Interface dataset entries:
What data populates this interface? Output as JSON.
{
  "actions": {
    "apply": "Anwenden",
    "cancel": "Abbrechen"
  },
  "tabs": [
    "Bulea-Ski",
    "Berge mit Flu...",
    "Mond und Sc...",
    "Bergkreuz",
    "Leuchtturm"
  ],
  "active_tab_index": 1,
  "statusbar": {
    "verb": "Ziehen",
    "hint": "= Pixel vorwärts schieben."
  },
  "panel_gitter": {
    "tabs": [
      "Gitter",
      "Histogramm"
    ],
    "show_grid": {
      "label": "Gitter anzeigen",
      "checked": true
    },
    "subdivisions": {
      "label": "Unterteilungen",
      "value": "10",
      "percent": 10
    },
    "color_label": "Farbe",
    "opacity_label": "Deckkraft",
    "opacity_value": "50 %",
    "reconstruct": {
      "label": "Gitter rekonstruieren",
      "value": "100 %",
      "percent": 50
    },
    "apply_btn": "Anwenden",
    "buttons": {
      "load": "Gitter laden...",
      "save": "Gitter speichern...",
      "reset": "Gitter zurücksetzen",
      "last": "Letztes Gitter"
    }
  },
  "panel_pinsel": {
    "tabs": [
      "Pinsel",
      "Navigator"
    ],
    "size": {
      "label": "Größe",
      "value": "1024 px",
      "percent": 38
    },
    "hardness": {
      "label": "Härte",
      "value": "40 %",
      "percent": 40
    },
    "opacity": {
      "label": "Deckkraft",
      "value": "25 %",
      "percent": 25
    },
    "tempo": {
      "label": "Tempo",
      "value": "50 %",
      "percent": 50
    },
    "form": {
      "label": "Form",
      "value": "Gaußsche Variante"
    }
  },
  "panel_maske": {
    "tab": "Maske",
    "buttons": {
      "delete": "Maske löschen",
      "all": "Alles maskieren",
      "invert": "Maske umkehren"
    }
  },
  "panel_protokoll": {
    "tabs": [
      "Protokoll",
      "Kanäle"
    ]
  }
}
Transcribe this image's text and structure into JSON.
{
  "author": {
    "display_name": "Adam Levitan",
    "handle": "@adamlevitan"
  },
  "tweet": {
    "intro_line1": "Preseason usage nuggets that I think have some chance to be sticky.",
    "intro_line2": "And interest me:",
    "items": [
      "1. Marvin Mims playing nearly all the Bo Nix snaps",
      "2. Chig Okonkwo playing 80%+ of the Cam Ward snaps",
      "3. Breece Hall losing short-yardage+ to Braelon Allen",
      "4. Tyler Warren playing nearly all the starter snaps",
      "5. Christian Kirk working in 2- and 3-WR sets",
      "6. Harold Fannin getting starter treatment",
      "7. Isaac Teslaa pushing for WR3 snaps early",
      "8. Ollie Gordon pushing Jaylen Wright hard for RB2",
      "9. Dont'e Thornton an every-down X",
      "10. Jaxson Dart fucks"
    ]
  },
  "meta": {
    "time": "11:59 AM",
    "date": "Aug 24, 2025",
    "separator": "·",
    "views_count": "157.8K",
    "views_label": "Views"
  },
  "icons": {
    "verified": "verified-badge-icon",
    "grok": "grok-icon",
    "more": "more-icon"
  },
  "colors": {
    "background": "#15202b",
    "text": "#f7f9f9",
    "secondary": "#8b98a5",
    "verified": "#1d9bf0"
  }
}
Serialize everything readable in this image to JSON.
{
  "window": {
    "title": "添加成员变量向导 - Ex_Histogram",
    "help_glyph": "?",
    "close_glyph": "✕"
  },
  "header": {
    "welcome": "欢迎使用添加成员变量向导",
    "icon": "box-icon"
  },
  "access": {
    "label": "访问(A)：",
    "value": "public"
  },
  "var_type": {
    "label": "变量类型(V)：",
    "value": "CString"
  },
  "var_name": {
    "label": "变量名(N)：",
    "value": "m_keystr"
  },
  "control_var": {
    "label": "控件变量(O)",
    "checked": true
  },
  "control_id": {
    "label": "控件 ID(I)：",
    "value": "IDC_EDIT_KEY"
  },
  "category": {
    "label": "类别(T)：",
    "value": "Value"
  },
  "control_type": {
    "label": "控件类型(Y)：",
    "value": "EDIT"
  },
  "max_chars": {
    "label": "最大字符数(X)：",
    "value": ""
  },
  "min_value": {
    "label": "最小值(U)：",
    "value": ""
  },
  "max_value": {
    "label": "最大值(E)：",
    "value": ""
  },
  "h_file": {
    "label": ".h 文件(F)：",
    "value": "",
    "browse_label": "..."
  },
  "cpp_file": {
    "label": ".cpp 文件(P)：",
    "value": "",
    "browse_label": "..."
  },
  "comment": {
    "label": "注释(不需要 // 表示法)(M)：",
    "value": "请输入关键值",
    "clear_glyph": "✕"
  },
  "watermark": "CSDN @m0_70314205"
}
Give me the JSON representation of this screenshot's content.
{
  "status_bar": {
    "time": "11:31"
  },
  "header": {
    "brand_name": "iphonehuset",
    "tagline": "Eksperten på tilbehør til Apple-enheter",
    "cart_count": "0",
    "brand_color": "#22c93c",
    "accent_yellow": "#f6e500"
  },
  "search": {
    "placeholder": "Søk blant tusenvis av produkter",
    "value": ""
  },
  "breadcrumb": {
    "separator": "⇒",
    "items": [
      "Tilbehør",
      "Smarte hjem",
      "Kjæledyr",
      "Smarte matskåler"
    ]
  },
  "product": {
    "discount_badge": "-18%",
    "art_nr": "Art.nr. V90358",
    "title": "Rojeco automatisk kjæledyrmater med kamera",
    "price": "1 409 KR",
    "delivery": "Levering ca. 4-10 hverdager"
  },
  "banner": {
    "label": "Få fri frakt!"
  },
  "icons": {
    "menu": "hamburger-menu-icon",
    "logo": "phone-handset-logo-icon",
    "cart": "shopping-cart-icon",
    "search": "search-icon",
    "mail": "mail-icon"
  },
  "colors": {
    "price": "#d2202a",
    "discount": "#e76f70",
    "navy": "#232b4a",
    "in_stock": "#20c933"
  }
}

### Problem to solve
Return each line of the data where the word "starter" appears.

### Answer section
      "4. Tyler Warren playing nearly all the starter snaps",
      "6. Harold Fannin getting starter treatment",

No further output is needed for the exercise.